> **Problem description**
Reproduce all of the data exactly, with no line skipped.
________________
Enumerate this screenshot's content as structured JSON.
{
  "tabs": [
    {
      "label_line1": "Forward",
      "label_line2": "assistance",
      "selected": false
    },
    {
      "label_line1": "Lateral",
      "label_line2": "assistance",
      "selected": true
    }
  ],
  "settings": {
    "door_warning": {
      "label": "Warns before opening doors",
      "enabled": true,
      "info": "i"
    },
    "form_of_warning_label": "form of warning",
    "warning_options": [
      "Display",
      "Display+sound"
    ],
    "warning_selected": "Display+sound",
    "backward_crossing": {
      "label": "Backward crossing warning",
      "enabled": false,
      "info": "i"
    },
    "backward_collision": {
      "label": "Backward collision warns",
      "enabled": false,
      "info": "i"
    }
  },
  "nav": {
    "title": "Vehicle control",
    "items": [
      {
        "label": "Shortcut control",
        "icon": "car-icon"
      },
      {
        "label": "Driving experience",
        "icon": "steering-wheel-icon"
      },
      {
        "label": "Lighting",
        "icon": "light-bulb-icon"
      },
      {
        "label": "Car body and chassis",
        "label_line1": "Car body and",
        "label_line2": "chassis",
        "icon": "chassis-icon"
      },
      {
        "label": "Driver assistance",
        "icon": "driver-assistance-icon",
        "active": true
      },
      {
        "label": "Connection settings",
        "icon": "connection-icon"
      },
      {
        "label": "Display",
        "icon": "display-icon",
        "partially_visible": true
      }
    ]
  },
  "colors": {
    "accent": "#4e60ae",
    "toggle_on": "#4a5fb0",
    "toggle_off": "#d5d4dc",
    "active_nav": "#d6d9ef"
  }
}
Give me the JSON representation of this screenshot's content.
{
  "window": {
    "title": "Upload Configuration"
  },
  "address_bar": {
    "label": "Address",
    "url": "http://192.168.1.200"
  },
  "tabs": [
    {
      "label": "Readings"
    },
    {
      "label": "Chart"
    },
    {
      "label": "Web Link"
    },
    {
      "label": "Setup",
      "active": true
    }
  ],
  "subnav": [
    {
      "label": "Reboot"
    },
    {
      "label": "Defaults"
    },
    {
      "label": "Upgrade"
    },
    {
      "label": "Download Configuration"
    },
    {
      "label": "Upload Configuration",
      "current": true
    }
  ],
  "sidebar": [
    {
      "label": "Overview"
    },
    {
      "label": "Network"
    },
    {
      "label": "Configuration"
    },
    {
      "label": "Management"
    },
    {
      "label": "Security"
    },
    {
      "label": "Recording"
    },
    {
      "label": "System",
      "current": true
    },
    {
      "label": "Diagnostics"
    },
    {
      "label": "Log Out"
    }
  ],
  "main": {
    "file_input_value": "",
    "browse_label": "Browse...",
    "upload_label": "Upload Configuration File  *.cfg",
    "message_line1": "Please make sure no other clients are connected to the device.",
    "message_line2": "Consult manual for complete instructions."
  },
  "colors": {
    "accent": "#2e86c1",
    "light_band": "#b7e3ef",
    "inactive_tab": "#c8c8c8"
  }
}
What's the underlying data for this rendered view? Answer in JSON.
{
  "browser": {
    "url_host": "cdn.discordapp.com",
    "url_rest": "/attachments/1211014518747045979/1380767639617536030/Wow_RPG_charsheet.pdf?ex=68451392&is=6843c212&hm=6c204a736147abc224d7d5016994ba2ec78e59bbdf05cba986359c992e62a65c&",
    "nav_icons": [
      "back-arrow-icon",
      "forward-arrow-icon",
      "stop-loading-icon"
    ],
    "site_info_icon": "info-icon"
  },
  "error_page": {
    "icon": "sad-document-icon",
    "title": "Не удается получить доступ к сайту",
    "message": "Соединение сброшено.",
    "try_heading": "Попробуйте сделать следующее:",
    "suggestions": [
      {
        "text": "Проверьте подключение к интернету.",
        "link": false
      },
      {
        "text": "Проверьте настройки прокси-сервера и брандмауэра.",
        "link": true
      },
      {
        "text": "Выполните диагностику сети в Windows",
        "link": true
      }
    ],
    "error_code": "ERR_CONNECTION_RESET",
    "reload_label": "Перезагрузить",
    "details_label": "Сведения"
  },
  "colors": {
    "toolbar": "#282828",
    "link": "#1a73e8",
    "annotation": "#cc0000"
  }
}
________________
> **Expected answer**
Enumerate this screenshot's content as structured JSON.
{
  "tabs": [
    {
      "label_line1": "Forward",
      "label_line2": "assistance",
      "selected": false
    },
    {
      "label_line1": "Lateral",
      "label_line2": "assistance",
      "selected": true
    }
  ],
  "settings": {
    "door_warning": {
      "label": "Warns before opening doors",
      "enabled": true,
      "info": "i"
    },
    "form_of_warning_label": "form of warning",
    "warning_options": [
      "Display",
      "Display+sound"
    ],
    "warning_selected": "Display+sound",
    "backward_crossing": {
      "label": "Backward crossing warning",
      "enabled": false,
      "info": "i"
    },
    "backward_collision": {
      "label": "Backward collision warns",
      "enabled": false,
      "info": "i"
    }
  },
  "nav": {
    "title": "Vehicle control",
    "items": [
      {
        "label": "Shortcut control",
        "icon": "car-icon"
      },
      {
        "label": "Driving experience",
        "icon": "steering-wheel-icon"
      },
      {
        "label": "Lighting",
        "icon": "light-bulb-icon"
      },
      {
        "label": "Car body and chassis",
        "label_line1": "Car body and",
        "label_line2": "chassis",
        "icon": "chassis-icon"
      },
      {
        "label": "Driver assistance",
        "icon": "driver-assistance-icon",
        "active": true
      },
      {
        "label": "Connection settings",
        "icon": "connection-icon"
      },
      {
        "label": "Display",
        "icon": "display-icon",
        "partially_visible": true
      }
    ]
  },
  "colors": {
    "accent": "#4e60ae",
    "toggle_on": "#4a5fb0",
    "toggle_off": "#d5d4dc",
    "active_nav": "#d6d9ef"
  }
}
Give me the JSON representation of this screenshot's content.
{
  "window": {
    "title": "Upload Configuration"
  },
  "address_bar": {
    "label": "Address",
    "url": "http://192.168.1.200"
  },
  "tabs": [
    {
      "label": "Readings"
    },
    {
      "label": "Chart"
    },
    {
      "label": "Web Link"
    },
    {
      "label": "Setup",
      "active": true
    }
  ],
  "subnav": [
    {
      "label": "Reboot"
    },
    {
      "label": "Defaults"
    },
    {
      "label": "Upgrade"
    },
    {
      "label": "Download Configuration"
    },
    {
      "label": "Upload Configuration",
      "current": true
    }
  ],
  "sidebar": [
    {
      "label": "Overview"
    },
    {
      "label": "Network"
    },
    {
      "label": "Configuration"
    },
    {
      "label": "Management"
    },
    {
      "label": "Security"
    },
    {
      "label": "Recording"
    },
    {
      "label": "System",
      "current": true
    },
    {
      "label": "Diagnostics"
    },
    {
      "label": "Log Out"
    }
  ],
  "main": {
    "file_input_value": "",
    "browse_label": "Browse...",
    "upload_label": "Upload Configuration File  *.cfg",
    "message_line1": "Please make sure no other clients are connected to the device.",
    "message_line2": "Consult manual for complete instructions."
  },
  "colors": {
    "accent": "#2e86c1",
    "light_band": "#b7e3ef",
    "inactive_tab": "#c8c8c8"
  }
}
What's the underlying data for this rendered view? Answer in JSON.
{
  "browser": {
    "url_host": "cdn.discordapp.com",
    "url_rest": "/attachments/1211014518747045979/1380767639617536030/Wow_RPG_charsheet.pdf?ex=68451392&is=6843c212&hm=6c204a736147abc224d7d5016994ba2ec78e59bbdf05cba986359c992e62a65c&",
    "nav_icons": [
      "back-arrow-icon",
      "forward-arrow-icon",
      "stop-loading-icon"
    ],
    "site_info_icon": "info-icon"
  },
  "error_page": {
    "icon": "sad-document-icon",
    "title": "Не удается получить доступ к сайту",
    "message": "Соединение сброшено.",
    "try_heading": "Попробуйте сделать следующее:",
    "suggestions": [
      {
        "text": "Проверьте подключение к интернету.",
        "link": false
      },
      {
        "text": "Проверьте настройки прокси-сервера и брандмауэра.",
        "link": true
      },
      {
        "text": "Выполните диагностику сети в Windows",
        "link": true
      }
    ],
    "error_code": "ERR_CONNECTION_RESET",
    "reload_label": "Перезагрузить",
    "details_label": "Сведения"
  },
  "colors": {
    "toolbar": "#282828",
    "link": "#1a73e8",
    "annotation": "#cc0000"
  }
}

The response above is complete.